college

Should Colleges Give Preference to Applicants From Wealthy Families?

Every admitted student should meet the college’s basic academic qualifications.

Q. I hear that admissions offices at some elite colleges favor the sons and daughters of rich families, in anticipation of large donations after enrollment. Do you think this is ethical?

A. No, if the rich applicant’s family has no previous connection to the school. Colleges should never solicit or accept large donations from such a family if a child is in or about to enter the admissions process—a corrupt practice revealed in Daniel Golden’s 2006 exposé, The Price of Admission.

But an admissions preference for a qualified applicant whose alumni parents or grandparents have long supported the college as passionate volunteers and donors? That’s okay. It’s just one of many weightings given to applicants of all sorts.

In an ideal world that has never existed, admissions decisions would be based solely on factors for which the applicant is personally responsible, such as grades, test scores, demonstrated leadership, athletic or artistic talents, and a record of helping others. No weight would be given to factors over which an applicant has no personal control, such as race, sex, geography and the socio­economic circumstances of the family, whether high or low.

But for decades, colleges have gone far beyond individual traits in deciding whom to admit. To craft a well-rounded, multitalented student body that reflects the diversity of their region, if not the nation, they routinely admit applicants who might be academically less stellar (by the numbers, which are themselves not highly reliable) than the college’s typical freshman.

Band directors and sports coaches will get the musicians and athletes they need, even if the academic bar is lowered a bit for the top recruits. Underrepresented racial minorities will be cut some slack, especially if they have shown grit in overcoming poverty. For geographic diversity, an applicant from rural North Dakota will get the nod over an academically similar (or better) candidate from Westchester County, N.Y.

All of these preferences—like the alumni donor preference—strike me as legitimate, provided that every admitted student meets the college’s basic academic qualifications.

Have a money-and-ethics question you’d like answered in this column?
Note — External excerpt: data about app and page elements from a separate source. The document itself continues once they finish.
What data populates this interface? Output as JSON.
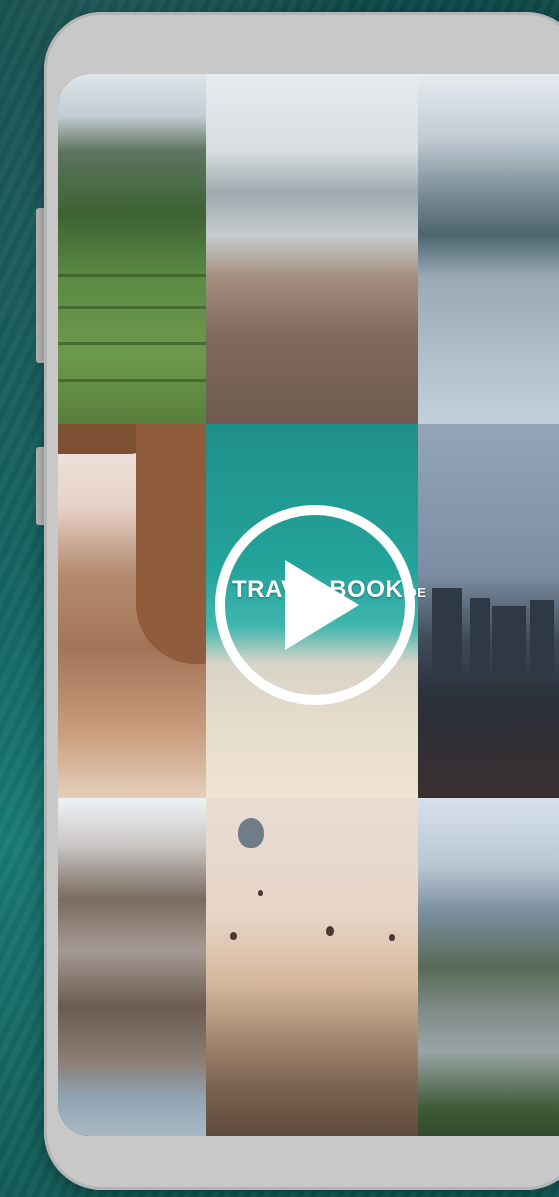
{
  "video": {
    "watermark": "TRAVELBOOK",
    "watermark_suffix": ".DE",
    "play_icon": "play-icon"
  },
  "colors": {
    "background": "#12605e",
    "phone_frame": "#c8c8c8",
    "play_overlay": "#ffffff"
  },
  "tiles": [
    {
      "icon": "rice-terrace-photo"
    },
    {
      "icon": "desert-valley-photo"
    },
    {
      "icon": "mountain-lake-photo"
    },
    {
      "icon": "petra-treasury-photo"
    },
    {
      "icon": "aerial-beach-photo"
    },
    {
      "icon": "city-skyline-dusk-photo"
    },
    {
      "icon": "glacier-mountain-photo"
    },
    {
      "icon": "hot-air-balloons-photo"
    },
    {
      "icon": "mountain-panorama-photo"
    }
  ]
}
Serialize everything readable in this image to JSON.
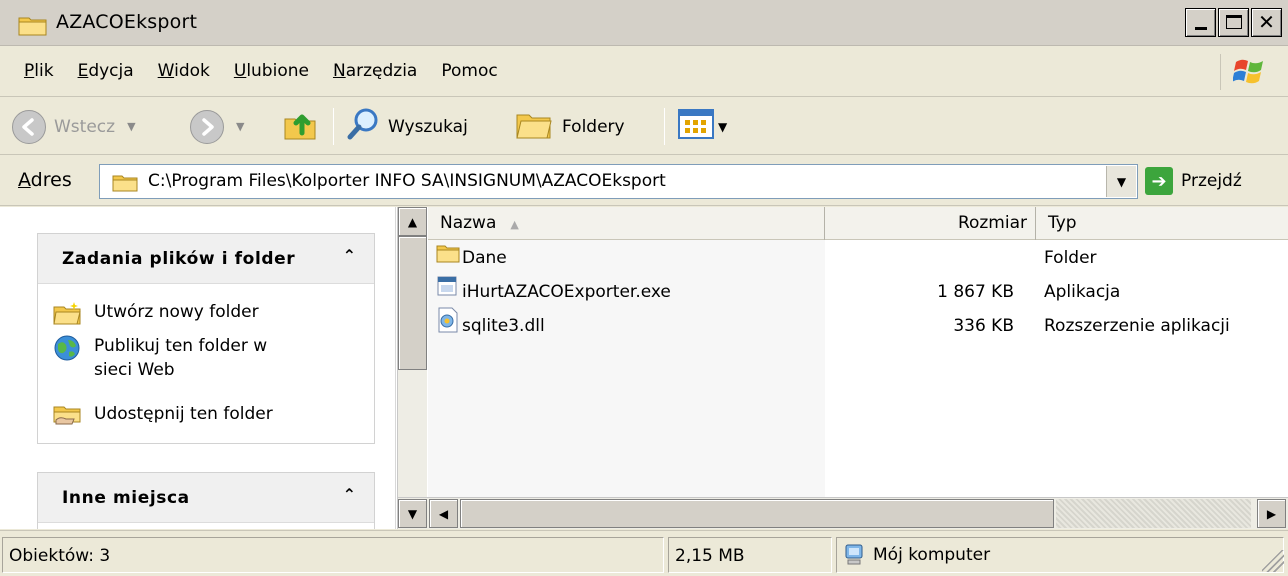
{
  "window": {
    "title": "AZACOEksport"
  },
  "menu": {
    "items": [
      {
        "key": "P",
        "rest": "lik"
      },
      {
        "key": "E",
        "rest": "dycja"
      },
      {
        "key": "W",
        "rest": "idok"
      },
      {
        "key": "U",
        "rest": "lubione"
      },
      {
        "key": "N",
        "rest": "arzędzia"
      },
      {
        "key": "",
        "rest": "Pomoc"
      }
    ]
  },
  "toolbar": {
    "back_label": "Wstecz",
    "search_label": "Wyszukaj",
    "folders_label": "Foldery"
  },
  "address": {
    "label": "Adres",
    "path": "C:\\Program Files\\Kolporter INFO SA\\INSIGNUM\\AZACOEksport",
    "go_label": "Przejdź"
  },
  "taskpane": {
    "file_tasks_title": "Zadania plików i folder",
    "tasks": [
      {
        "label": "Utwórz nowy folder"
      },
      {
        "label": "Publikuj ten folder w sieci Web"
      },
      {
        "label": "Udostępnij ten folder"
      }
    ],
    "other_places_title": "Inne miejsca"
  },
  "filelist": {
    "columns": {
      "name": "Nazwa",
      "size": "Rozmiar",
      "type": "Typ"
    },
    "rows": [
      {
        "name": "Dane",
        "size": "",
        "type": "Folder"
      },
      {
        "name": "iHurtAZACOExporter.exe",
        "size": "1 867 KB",
        "type": "Aplikacja"
      },
      {
        "name": "sqlite3.dll",
        "size": "336 KB",
        "type": "Rozszerzenie aplikacji"
      }
    ]
  },
  "status": {
    "objects": "Obiektów: 3",
    "size": "2,15 MB",
    "location": "Mój komputer"
  },
  "colors": {
    "chrome": "#ece9d8",
    "title": "#d4d0c8",
    "folder": "#f3c84c",
    "go": "#3ca53c"
  }
}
Write to editor in chief Knight Kiplinger at ethics@kiplinger.com.

Most Popular

‘I Can’t Retire – I Need Health Insurance’
health insurance

‘I Can’t Retire – I Need Health Insurance’

Health insurance is seen as a huge hurdle for early retirees, but the answer to finding affordable coverage could be simpler than you think.
August 7, 2022
Your Guide to Roth Conversions
Special Report
Tax Breaks

Your Guide to Roth Conversions

A Kiplinger Special Report
February 25, 2021
The 25 Cheapest U.S. Cities to Live In
places to live

The 25 Cheapest U.S. Cities to Live In

Take a look at our list of American cities with the lowest costs of living. Is one of the cheapest cities in the U.S. right for you?
August 7, 2022

Recommended

Should You Treat Your Kids Equally in Your Will? 12 Financial Planners Weigh In
retirement

Should You Treat Your Kids Equally in Your Will? 12 Financial Planners Weigh In

What's the "fair" way to divide an estate? Many parents think they should divvy things evenly among their children ... but that can backfire. So what'…
August 1, 2022
Chasing Athletic Scholarship Dreams Can Be a Costly Mistake
Paying for College

Chasing Athletic Scholarship Dreams Can Be a Costly Mistake

Camps. Equipment. Travel to tournaments. Recruiting fees. It’s expensive to have a high school student-athlete in your home. But who doesn’t dream of …
July 17, 2022
When Will Student Loans Be Forgiven?
Paying for College

When Will Student Loans Be Forgiven?

Millions of Americans are waiting for the Biden Administration’s next hint, which could come later this summer, at how he’ll address the student loan …
July 7, 2022
Financial Advice from America’s Founding Fathers
credit & debt

Financial Advice from America’s Founding Fathers

What money-management guidance can we glean from the words — and experience — of Benjamin Franklin, Thomas Jefferson, Alexander Hamilton and others?
June 30, 2022